The Livestrong Foundation also has quite a bit of free information on occupational therapy exercises for various conditions, including, but not limited, to stroke, diabetes, cardiac conditions, and arthritis.
It doesn’t have as many images, detail or easy-to-print handouts, but does have helpful information on the site for your patients to skim through during their downtime.
Just a few articles that I’ve found related to OT:
- Occupational Therapy Home Exercise Programs
- Occupational Therapy Activity Ideas for CVA
- Activities to Improve Upper Body Strength in Occupational Therapy for Adults
There are quite a few more home exercises and healthy lifestyle articles on the Livestrong site than that, so have fun and poke around to see what else you’ll find.
6. TheraBand Academy

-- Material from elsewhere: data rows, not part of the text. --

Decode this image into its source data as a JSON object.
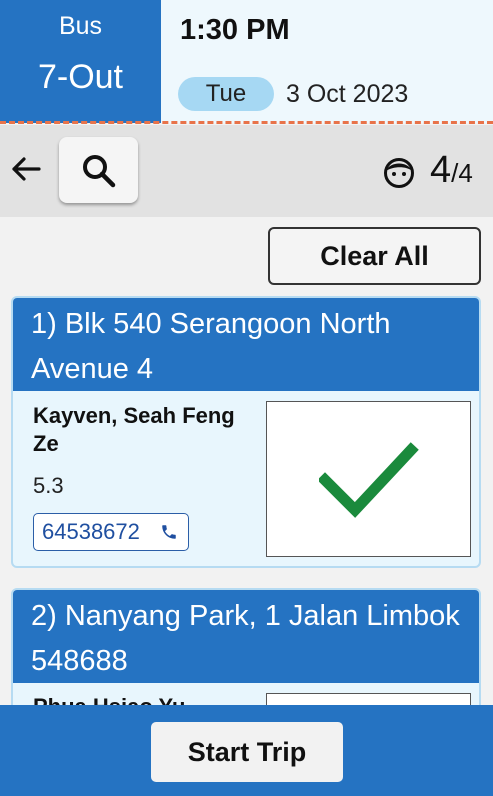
{
  "header": {
    "bus_label": "Bus",
    "route": "7-Out",
    "time": "1:30 PM",
    "day": "Tue",
    "date": "3 Oct 2023"
  },
  "toolbar": {
    "back_icon": "arrow-left-icon",
    "search_icon": "search-icon",
    "passenger_icon": "face-icon",
    "count_current": "4",
    "count_total": "/4"
  },
  "clear_all_label": "Clear All",
  "stops": [
    {
      "title": "1) Blk 540 Serangoon North Avenue 4",
      "name": "Kayven, Seah Feng Ze",
      "distance": "5.3",
      "phone": "64538672",
      "status_icon": "check-icon"
    },
    {
      "title": "2) Nanyang Park, 1 Jalan Limbok 548688",
      "name": "Phua Hsiao Yu"
    }
  ],
  "start_trip_label": "Start Trip",
  "colors": {
    "primary": "#2573c2",
    "pill": "#a6d8f3",
    "dashed_line": "#e8734a",
    "check": "#1a8a3c"
  }
}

Thanks to My OT Spot reader Michelle Ajram for sharing TheraBand Academy which is a great free resource! We all know TheraBands and likely already use them in our practice, but did you know TheraBand offers a free online resource with a plethora of TheraBand exercises targeting any body part you need?

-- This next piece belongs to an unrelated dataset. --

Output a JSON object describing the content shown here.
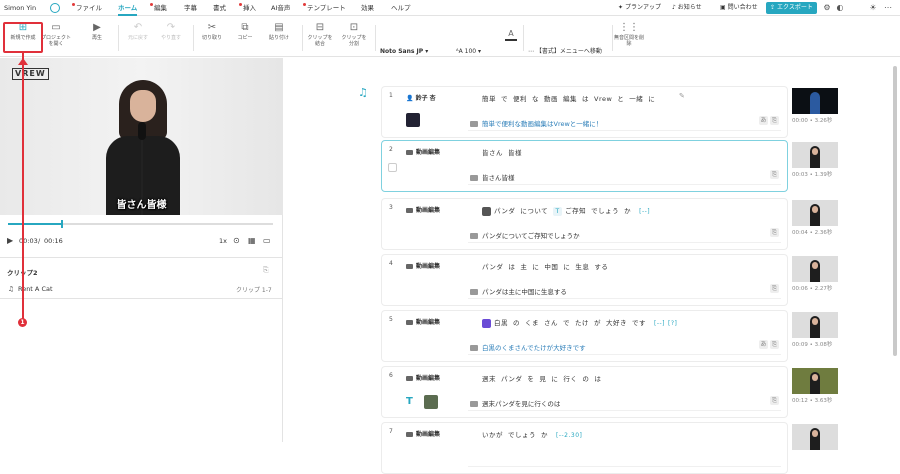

You do need to create a free account to register, but it’s well worth having a wide variety of applicable exercises for the body part you want to address.
This concludes our list of the best free home exercise programs and resources. I hope this list helped you find some some solid handouts for your patients without breaking the bank!
If you have any other favorite free resources that are not on this list, please share them in the comments below!
This post was originally published August 23, 2016 and updated on April 6, 2019 and January 31, 2022.
I had used a site called Theraband Academy for resistance band and tubing exercises that I thought were very good. Have not been on and not sure if it is still free.
Thanks, Michelle! It looks like that site is still active and just requires a login to access the exercises. It appears to have a lot of different exercises and resources.
Hi! I can’t seem to find the Ohio State pdfs. Maybe I’m looking on the wrong link? I remember seeing them before…any insight?
Hi Clarissa! It looks like Ohio State changed their handouts page, making it less user-friendly, but thankfully the handouts are all still available! You just have to do a bit more manual searching on the main page that the link takes you to. For example, if you’re looking for “spinal cord injury arm exercises,” you’ll have to type that out manually in the search box. Then the handouts will pop up 🙂
Awesome! Thank you so much!!